The Rappahannock County School Board adopted a $12.56 million 2015-2016 budget Monday night that would increase the county’s share of school-division expenses by about $94,000 — or just over 1 percent of the $9.089 million the county approved spending last year on its public schools.
After a joint public hearing, with school board and board of supervisors seated together at a table on stage at the high school auditorium, the board adjourned to its own public work session down the hall and unanimously (minus Wakefield member Chris Ubben, a sheriff’s deputy who was called into work after the public hearing) approved the final budget.
The supervisors hold their own hearing on the school portion of the budget at 7 p.m. Monday, April 27 in the high school auditorium. They’re expected to adopt the school budget — and any bottom-line amendments they may make — at their regular monthly meeting 2 p.m. Monday, May 4 at the courthouse.
The budget is available online at rappahannockschools.us. (Click on “Departments,” then “Finance,” then “Budget.”)
In a presentation at the public hearing, superintendent Donna Matthews explained that with projected slight increases in state funding in fiscal-year 2016 (which starts July 1), and by redistributing some federal funding that was otherwise “going to waste” (because it was not being fully appropriated and was thus lost to the school division), she was able to increase the school division’s spending by about $155,000 but still keep the county’s share of the increase to $94,000.
Overall by percentage, the school division’s administration costs rose most sharply — about 7 percent — due primarily to proposed increases to school board member compensation (from $100 to $200 a month, putting them on par with the supervisors’ monthly stipend). The budget also included funding for a decision the board made in November to pay up to $500 a month as a supplement toward individual health coverage for board members.
In contrast, instructional costs — by far the division’s biggest expense, an $8.64 million chunk of the new budget — went up only about 2 percent, or $157,000, over last year.
The budget, Matthews said, includes funding for a state-mandated 1.5-percent salary increases for certain school employees and for a 10.8-percent projected increase in health insurance rates.
It also includes $22,000 for a part-time athletic trainer — a decision debated at the previous two school board meetings and decided, by a 3-2 vote, at its budget work session earlier this month.
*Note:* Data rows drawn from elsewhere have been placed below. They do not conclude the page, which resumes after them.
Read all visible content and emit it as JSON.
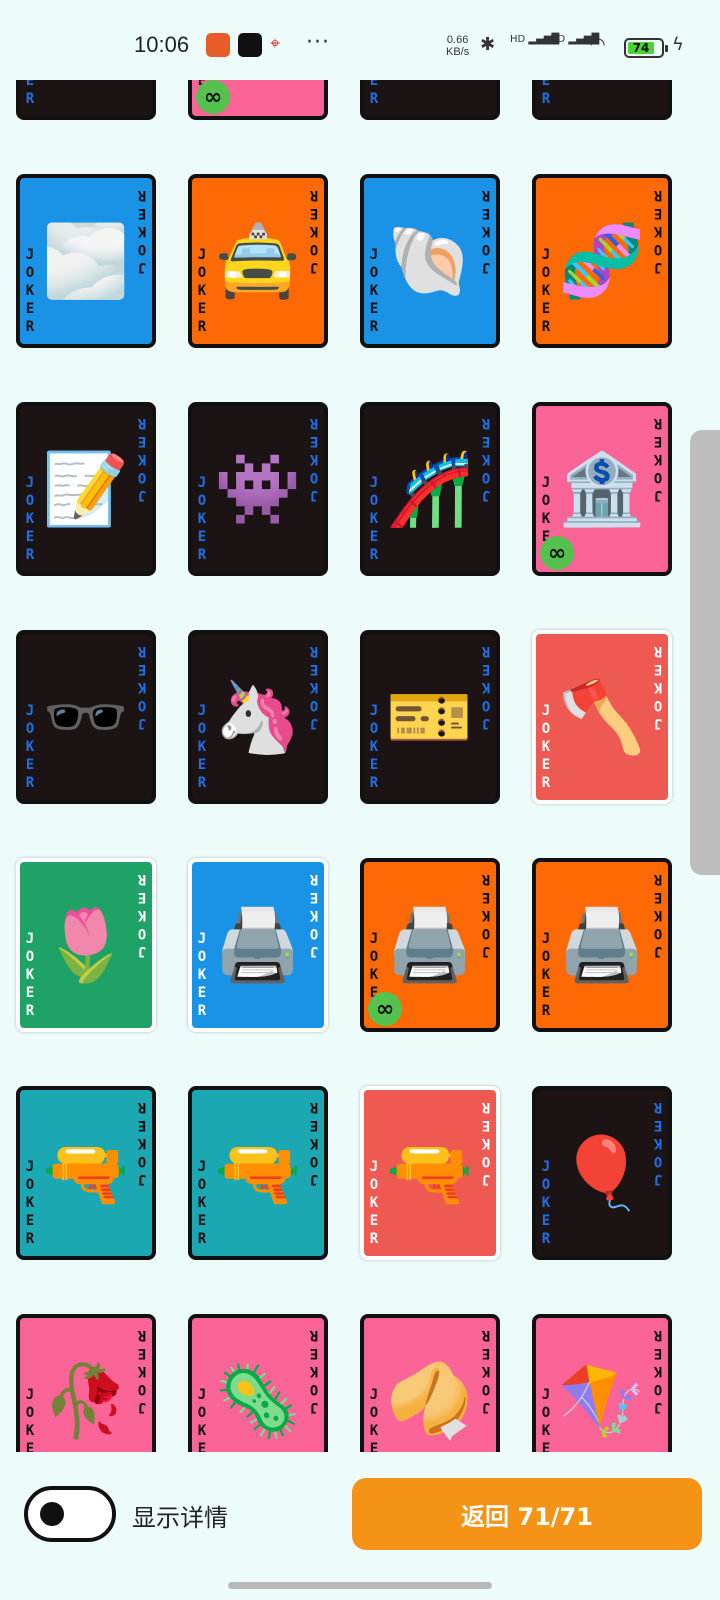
{
  "status": {
    "time": "10:06",
    "net_speed_value": "0.66",
    "net_speed_unit": "KB/s",
    "signal1": "HD",
    "signal2": "HD",
    "battery": "74",
    "dots": "···"
  },
  "joker_text": "JOKER",
  "infinity": "∞",
  "colors": {
    "black": "#1c1414",
    "blue": "#1a93e6",
    "orange": "#fd6a05",
    "pink": "#fb6496",
    "red": "#ee5a52",
    "green": "#1fa266",
    "teal": "#1ca8b3"
  },
  "cards": [
    {
      "emoji": "",
      "bg": "#1c1414",
      "text": "blue",
      "badge": false
    },
    {
      "emoji": "",
      "bg": "#fb6496",
      "text": "dark",
      "badge": true
    },
    {
      "emoji": "",
      "bg": "#1c1414",
      "text": "blue",
      "badge": false
    },
    {
      "emoji": "",
      "bg": "#1c1414",
      "text": "blue",
      "badge": false
    },
    {
      "emoji": "🌫️",
      "bg": "#1a93e6",
      "text": "dark",
      "badge": false
    },
    {
      "emoji": "🚖",
      "bg": "#fd6a05",
      "text": "dark",
      "badge": false
    },
    {
      "emoji": "🐚",
      "bg": "#1a93e6",
      "text": "dark",
      "badge": false
    },
    {
      "emoji": "🧬",
      "bg": "#fd6a05",
      "text": "dark",
      "badge": false
    },
    {
      "emoji": "📝",
      "bg": "#1c1414",
      "text": "blue",
      "badge": false
    },
    {
      "emoji": "👾",
      "bg": "#1c1414",
      "text": "blue",
      "badge": false
    },
    {
      "emoji": "🎢",
      "bg": "#1c1414",
      "text": "blue",
      "badge": false
    },
    {
      "emoji": "🏦",
      "bg": "#fb6496",
      "text": "dark",
      "badge": true
    },
    {
      "emoji": "🕶️",
      "bg": "#1c1414",
      "text": "blue",
      "badge": false
    },
    {
      "emoji": "🦄",
      "bg": "#1c1414",
      "text": "blue",
      "badge": false
    },
    {
      "emoji": "🎫",
      "bg": "#1c1414",
      "text": "blue",
      "badge": false
    },
    {
      "emoji": "🪓",
      "bg": "#ee5a52",
      "text": "light",
      "badge": false,
      "white": true
    },
    {
      "emoji": "🌷",
      "bg": "#1fa266",
      "text": "light",
      "badge": false,
      "white": true
    },
    {
      "emoji": "🖨️",
      "bg": "#1a93e6",
      "text": "light",
      "badge": false,
      "white": true
    },
    {
      "emoji": "🖨️",
      "bg": "#fd6a05",
      "text": "dark",
      "badge": true
    },
    {
      "emoji": "🖨️",
      "bg": "#fd6a05",
      "text": "dark",
      "badge": false
    },
    {
      "emoji": "🔫",
      "bg": "#1ca8b3",
      "text": "dark",
      "badge": false
    },
    {
      "emoji": "🔫",
      "bg": "#1ca8b3",
      "text": "dark",
      "badge": false
    },
    {
      "emoji": "🔫",
      "bg": "#ee5a52",
      "text": "light",
      "badge": false,
      "white": true
    },
    {
      "emoji": "🎈",
      "bg": "#1c1414",
      "text": "blue",
      "badge": false
    },
    {
      "emoji": "🥀",
      "bg": "#fb6496",
      "text": "dark",
      "badge": false
    },
    {
      "emoji": "🦠",
      "bg": "#fb6496",
      "text": "dark",
      "badge": false
    },
    {
      "emoji": "🥠",
      "bg": "#fb6496",
      "text": "dark",
      "badge": false
    },
    {
      "emoji": "🪁",
      "bg": "#fb6496",
      "text": "dark",
      "badge": false
    }
  ],
  "bottom": {
    "toggle_label": "显示详情",
    "back_button": "返回 71/71"
  }
}
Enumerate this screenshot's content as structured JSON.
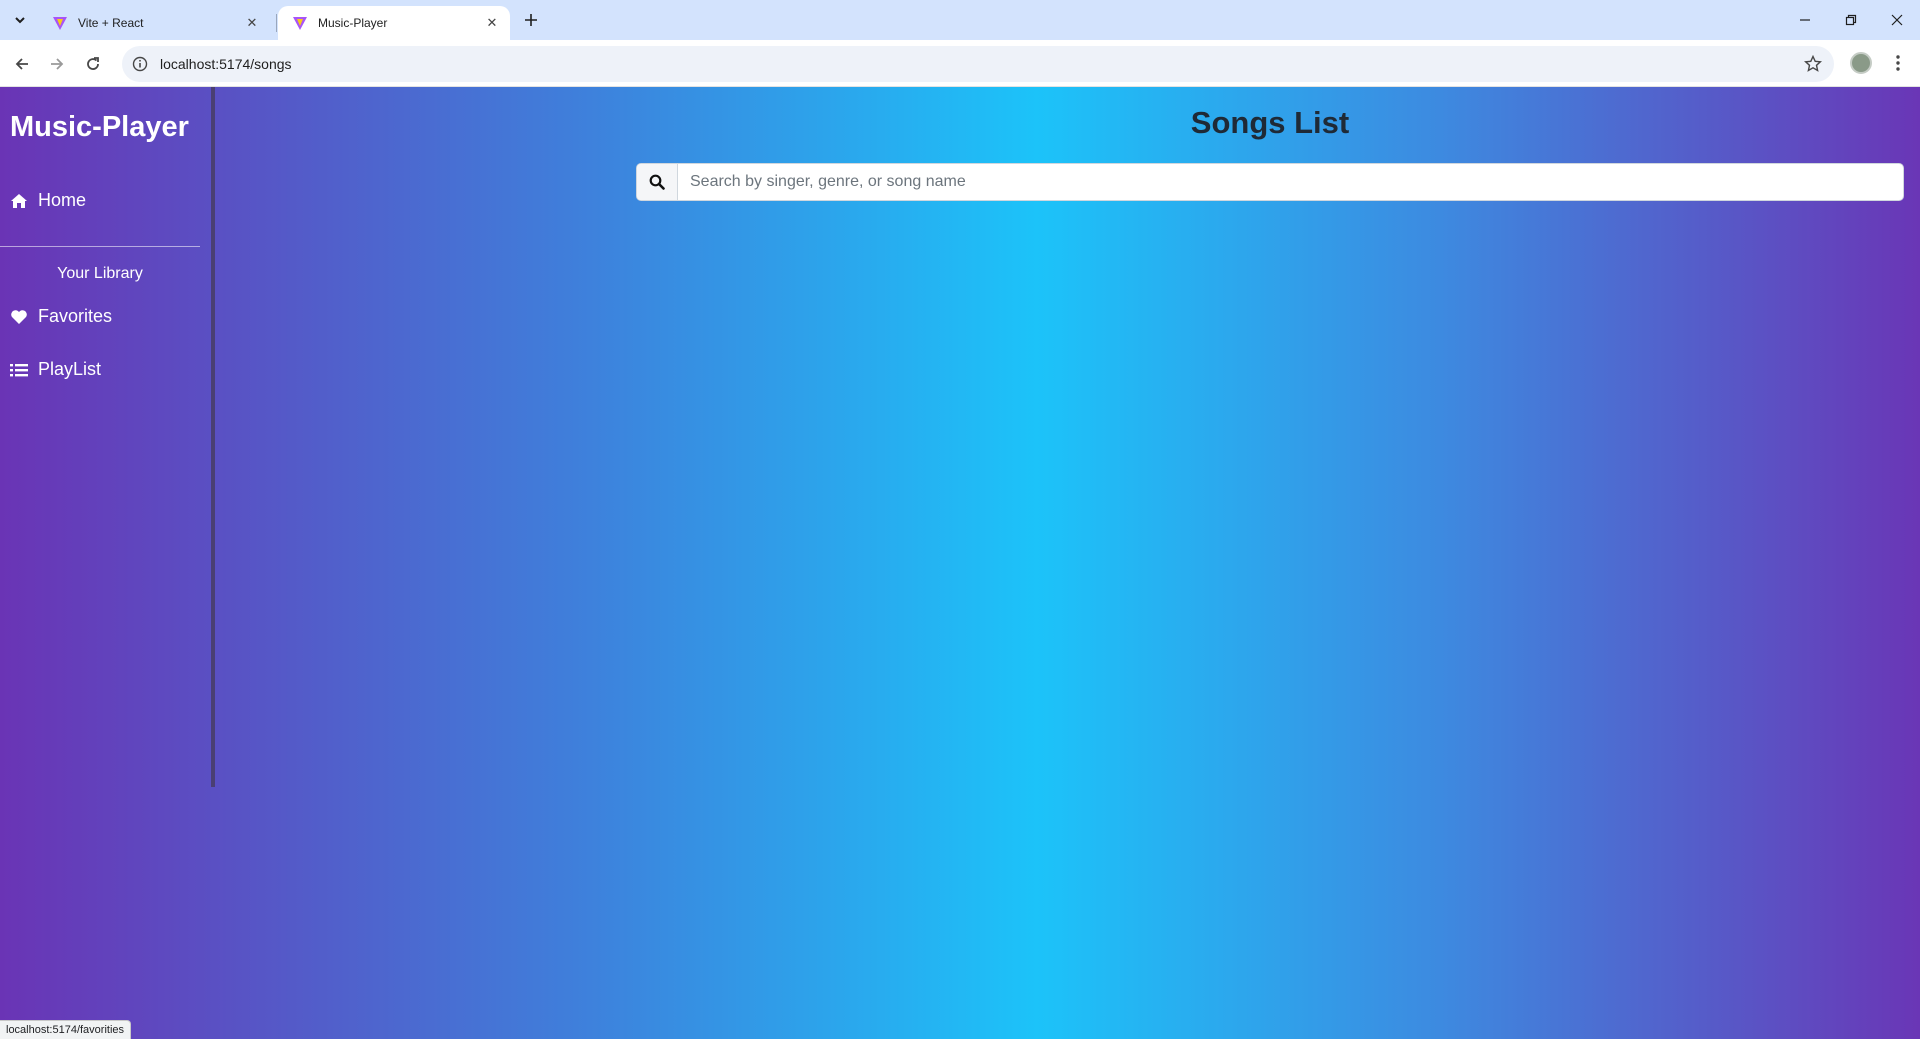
{
  "browser": {
    "tabs": [
      {
        "title": "Vite + React",
        "active": false
      },
      {
        "title": "Music-Player",
        "active": true
      }
    ],
    "url": "localhost:5174/songs",
    "status_url": "localhost:5174/favorities"
  },
  "sidebar": {
    "brand": "Music-Player",
    "home_label": "Home",
    "library_label": "Your Library",
    "favorites_label": "Favorites",
    "playlist_label": "PlayList"
  },
  "main": {
    "title": "Songs List",
    "search": {
      "placeholder": "Search by singer, genre, or song name",
      "value": ""
    }
  },
  "colors": {
    "gradient_edge": "#6a34b5",
    "gradient_center": "#1cc3f9",
    "title_text": "#1f2a36"
  }
}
At that meeting, board chair and Hampton district representative John Lesinski and Jackson district representative Amy Hitt (the latter being the most vociferous supporter of a full-time athletic trainer) were joined in approving the part-time trainer position by Stonewall-Hawthorne member Larry Grove. Ubben and Piedmont representative Aline Johnson voted against the trainer.
The budget also includes changes in other administrative positions, including splitting the current athletics/facilities director into two positions (and current athletic director Jimmy Swindler says he’s decided to become facilities director as of July 1). Other changes include the addition of an Academic Excellence Incentive program, with $5,000 funding split evenly between the high school and elementary schools, to supplement funding for academic-oriented field trips and special programs for academic clubs.
Fewer than a half dozen members of the public — not including school staff — were present at the hearing. Parent Eric Plaksin of Sperryville asked how the hiring of more outside contractors, mentioned by Matthews as a measure that also saved salary and benefit costs in the new budget, would provide better service.
County Administrator John McCarthy answered that contractors, who can provide a selection of workers with specific skills — for instance, maintaining the school’s many different HVAC systems — for less than it would cost, and with “much less hassle,” than what the school division and county tried to accomplish last year by hiring a full-time HVAC contractor. Once trained, McCarthy said, those staff HVAC maintenance persons went to work elsewhere for more money.
Matthews said the other sensible use of contractors is in building and maintaining the school division’s technology infrastructure. The costs have decreased significantly — in part because the school division is using special state funding earmarked for technology improvements — and the quality of support for teachers and staff has increased dramatically.